#### Task description:
Every record that follows should appear again in your answer, exactly the same.

Excerpts from an interface dataset
[Start of Attachment]

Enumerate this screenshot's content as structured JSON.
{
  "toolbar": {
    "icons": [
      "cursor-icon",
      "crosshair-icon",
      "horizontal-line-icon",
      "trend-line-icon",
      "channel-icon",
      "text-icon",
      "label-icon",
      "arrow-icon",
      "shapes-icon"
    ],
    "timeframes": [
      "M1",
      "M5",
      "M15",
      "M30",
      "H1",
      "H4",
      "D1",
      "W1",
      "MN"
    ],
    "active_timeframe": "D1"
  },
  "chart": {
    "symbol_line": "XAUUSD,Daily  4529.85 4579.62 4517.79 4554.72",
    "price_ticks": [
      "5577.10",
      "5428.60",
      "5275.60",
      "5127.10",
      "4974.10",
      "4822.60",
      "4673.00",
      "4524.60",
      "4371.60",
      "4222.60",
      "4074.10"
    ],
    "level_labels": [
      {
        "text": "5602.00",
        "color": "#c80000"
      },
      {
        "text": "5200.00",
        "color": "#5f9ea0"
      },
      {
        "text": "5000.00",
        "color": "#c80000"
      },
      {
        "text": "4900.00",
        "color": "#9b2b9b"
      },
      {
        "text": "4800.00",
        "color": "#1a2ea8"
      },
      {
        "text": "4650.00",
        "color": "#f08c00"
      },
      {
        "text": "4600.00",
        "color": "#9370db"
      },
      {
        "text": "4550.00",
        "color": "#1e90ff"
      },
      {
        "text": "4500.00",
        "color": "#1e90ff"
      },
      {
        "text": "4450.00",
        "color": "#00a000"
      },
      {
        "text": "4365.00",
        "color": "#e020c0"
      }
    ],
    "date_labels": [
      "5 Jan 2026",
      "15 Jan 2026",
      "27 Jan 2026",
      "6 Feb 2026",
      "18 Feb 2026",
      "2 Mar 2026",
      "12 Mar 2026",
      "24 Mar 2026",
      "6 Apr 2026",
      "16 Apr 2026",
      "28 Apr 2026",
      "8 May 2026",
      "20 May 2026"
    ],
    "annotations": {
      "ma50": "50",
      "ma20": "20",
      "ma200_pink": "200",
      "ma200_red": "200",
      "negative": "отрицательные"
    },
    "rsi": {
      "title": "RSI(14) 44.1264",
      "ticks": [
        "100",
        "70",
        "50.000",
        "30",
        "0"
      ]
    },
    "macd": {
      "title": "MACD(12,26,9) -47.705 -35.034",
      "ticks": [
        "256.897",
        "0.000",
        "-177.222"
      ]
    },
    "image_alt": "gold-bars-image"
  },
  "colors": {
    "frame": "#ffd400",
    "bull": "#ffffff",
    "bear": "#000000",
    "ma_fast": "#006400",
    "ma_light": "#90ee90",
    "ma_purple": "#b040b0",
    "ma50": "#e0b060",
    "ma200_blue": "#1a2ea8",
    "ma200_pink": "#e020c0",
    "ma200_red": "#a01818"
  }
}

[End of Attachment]

#### Exercise response:
Enumerate this screenshot's content as structured JSON.
{
  "toolbar": {
    "icons": [
      "cursor-icon",
      "crosshair-icon",
      "horizontal-line-icon",
      "trend-line-icon",
      "channel-icon",
      "text-icon",
      "label-icon",
      "arrow-icon",
      "shapes-icon"
    ],
    "timeframes": [
      "M1",
      "M5",
      "M15",
      "M30",
      "H1",
      "H4",
      "D1",
      "W1",
      "MN"
    ],
    "active_timeframe": "D1"
  },
  "chart": {
    "symbol_line": "XAUUSD,Daily  4529.85 4579.62 4517.79 4554.72",
    "price_ticks": [
      "5577.10",
      "5428.60",
      "5275.60",
      "5127.10",
      "4974.10",
      "4822.60",
      "4673.00",
      "4524.60",
      "4371.60",
      "4222.60",
      "4074.10"
    ],
    "level_labels": [
      {
        "text": "5602.00",
        "color": "#c80000"
      },
      {
        "text": "5200.00",
        "color": "#5f9ea0"
      },
      {
        "text": "5000.00",
        "color": "#c80000"
      },
      {
        "text": "4900.00",
        "color": "#9b2b9b"
      },
      {
        "text": "4800.00",
        "color": "#1a2ea8"
      },
      {
        "text": "4650.00",
        "color": "#f08c00"
      },
      {
        "text": "4600.00",
        "color": "#9370db"
      },
      {
        "text": "4550.00",
        "color": "#1e90ff"
      },
      {
        "text": "4500.00",
        "color": "#1e90ff"
      },
      {
        "text": "4450.00",
        "color": "#00a000"
      },
      {
        "text": "4365.00",
        "color": "#e020c0"
      }
    ],
    "date_labels": [
      "5 Jan 2026",
      "15 Jan 2026",
      "27 Jan 2026",
      "6 Feb 2026",
      "18 Feb 2026",
      "2 Mar 2026",
      "12 Mar 2026",
      "24 Mar 2026",
      "6 Apr 2026",
      "16 Apr 2026",
      "28 Apr 2026",
      "8 May 2026",
      "20 May 2026"
    ],
    "annotations": {
      "ma50": "50",
      "ma20": "20",
      "ma200_pink": "200",
      "ma200_red": "200",
      "negative": "отрицательные"
    },
    "rsi": {
      "title": "RSI(14) 44.1264",
      "ticks": [
        "100",
        "70",
        "50.000",
        "30",
        "0"
      ]
    },
    "macd": {
      "title": "MACD(12,26,9) -47.705 -35.034",
      "ticks": [
        "256.897",
        "0.000",
        "-177.222"
      ]
    },
    "image_alt": "gold-bars-image"
  },
  "colors": {
    "frame": "#ffd400",
    "bull": "#ffffff",
    "bear": "#000000",
    "ma_fast": "#006400",
    "ma_light": "#90ee90",
    "ma_purple": "#b040b0",
    "ma50": "#e0b060",
    "ma200_blue": "#1a2ea8",
    "ma200_pink": "#e020c0",
    "ma200_red": "#a01818"
  }
}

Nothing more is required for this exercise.